This is the highest level since September 2020.
DURBAN – THE HOUSEHOLD Affordability Index reported that the average cost of household food basket in South Africa increased by 3.9 percent, or R159.37 in April to R4 198.93 compared to a month earlier – the highest level since September 2020.
The index tracks food price data from 44 supermarkets and 30 butcheries, mostly in the townships of Johannesburg, Durban, Cape Town, Pietermaritzburg and Springbok.
In the last eight months, which is from September 2020 to April, the average cost of the household food basket was up by 8.9 percent or R342.59.
In September the average cost of the household food basket was R3 856.34.
The data also noted that all household food baskets in the cities surveyed showed a month-on-month increase and April was the most expensive month.
“All household food baskets in April are at the highest level since September 2020 and 36 out of 44 foods in the average household food basket went up. The increases were across the board and core staple foods, vegetables and meats went up. The monthly spike in April is the highest we have ever seen,” the index showed.
However, the food price data in April was collected before the latest fuel price hike, which came into effect on April 7, and before the new electricity tariff of 15.63 percent increase.
“Fuel prices and electricity prices run through the entire economy and the food value chains. The full impact of these increases has yet to come through.

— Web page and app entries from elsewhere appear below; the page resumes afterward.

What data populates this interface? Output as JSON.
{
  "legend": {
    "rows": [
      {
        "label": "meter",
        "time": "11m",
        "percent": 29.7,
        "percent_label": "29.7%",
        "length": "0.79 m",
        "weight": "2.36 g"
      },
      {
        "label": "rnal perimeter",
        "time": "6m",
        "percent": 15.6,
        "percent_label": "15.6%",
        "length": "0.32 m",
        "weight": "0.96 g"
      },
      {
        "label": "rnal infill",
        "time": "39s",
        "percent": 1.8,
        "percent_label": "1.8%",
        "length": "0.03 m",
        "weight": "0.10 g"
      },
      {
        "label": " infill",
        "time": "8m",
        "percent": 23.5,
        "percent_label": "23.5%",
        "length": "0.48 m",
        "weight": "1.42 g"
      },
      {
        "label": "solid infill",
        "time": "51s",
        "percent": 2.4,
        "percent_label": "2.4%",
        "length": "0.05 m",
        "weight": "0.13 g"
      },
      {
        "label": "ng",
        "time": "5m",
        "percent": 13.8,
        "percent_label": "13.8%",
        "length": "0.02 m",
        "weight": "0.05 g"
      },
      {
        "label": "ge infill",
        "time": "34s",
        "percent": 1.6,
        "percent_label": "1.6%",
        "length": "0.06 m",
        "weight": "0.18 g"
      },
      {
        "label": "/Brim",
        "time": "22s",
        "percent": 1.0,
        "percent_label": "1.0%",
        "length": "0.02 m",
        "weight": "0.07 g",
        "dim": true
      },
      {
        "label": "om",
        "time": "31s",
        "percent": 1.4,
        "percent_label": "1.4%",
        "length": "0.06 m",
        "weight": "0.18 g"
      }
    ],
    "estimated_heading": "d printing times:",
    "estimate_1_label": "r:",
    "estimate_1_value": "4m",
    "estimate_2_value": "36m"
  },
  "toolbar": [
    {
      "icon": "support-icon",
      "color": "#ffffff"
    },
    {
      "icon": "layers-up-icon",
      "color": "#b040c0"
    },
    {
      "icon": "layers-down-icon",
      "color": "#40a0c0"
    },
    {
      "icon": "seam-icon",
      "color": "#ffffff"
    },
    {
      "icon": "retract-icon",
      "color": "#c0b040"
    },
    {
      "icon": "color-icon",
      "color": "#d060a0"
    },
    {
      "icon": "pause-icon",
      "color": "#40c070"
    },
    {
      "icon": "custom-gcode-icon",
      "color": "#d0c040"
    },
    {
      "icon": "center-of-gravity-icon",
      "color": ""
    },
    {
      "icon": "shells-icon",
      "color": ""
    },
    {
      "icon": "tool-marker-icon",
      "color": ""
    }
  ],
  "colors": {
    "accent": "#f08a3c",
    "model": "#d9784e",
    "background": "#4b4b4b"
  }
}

Based on the current upward trend in food prices, we predict that with the increases in fuel and electricity, that food prices will increase beyond 10 percent for the 2021 term,” the report said.
Meanwhile a Pietermaritzburg NGO, Economic Justice Dignity, said the Covid-19 outbreak had contributed to the surge in food prices.
Its research showed that the price of a household food basket increased by 8.2 percent from March 2 to June 3 last year, at the height of the pandemic.
In a separate report released earlier this week, research by TransUnion found the number of South African consumers in households whose income was currently negatively impacted by the Covid-19 pandemic had dropped 20 percentage points since the week of November 30.
However, the study also revealed that nearly nine out of 10 of these financially impacted consumers remained concerned about their ability to pay their bills and loans.
TransUnion South Africa’s head of financial services, Andries Zietsman, said the ongoing Consumer Pulse study which aimed to better understand the financial impact of Covid-19 on consumers, showed that 62 percent of consumers reported in March 2021 that their household income was currently negatively impacted by the Covid-19 pandemic.
“That is compared to 82 percent of the week of November 30. This was largely due to the South Africa economy showing signs of increased activity after emerging from the second Covid-19 wave in February,” Zietsman said.
However, he added that only 3 percent of surveyed households indicated that their finances had fully recovered from the negative impact of the pandemic and 51 percent said they have not yet recovered.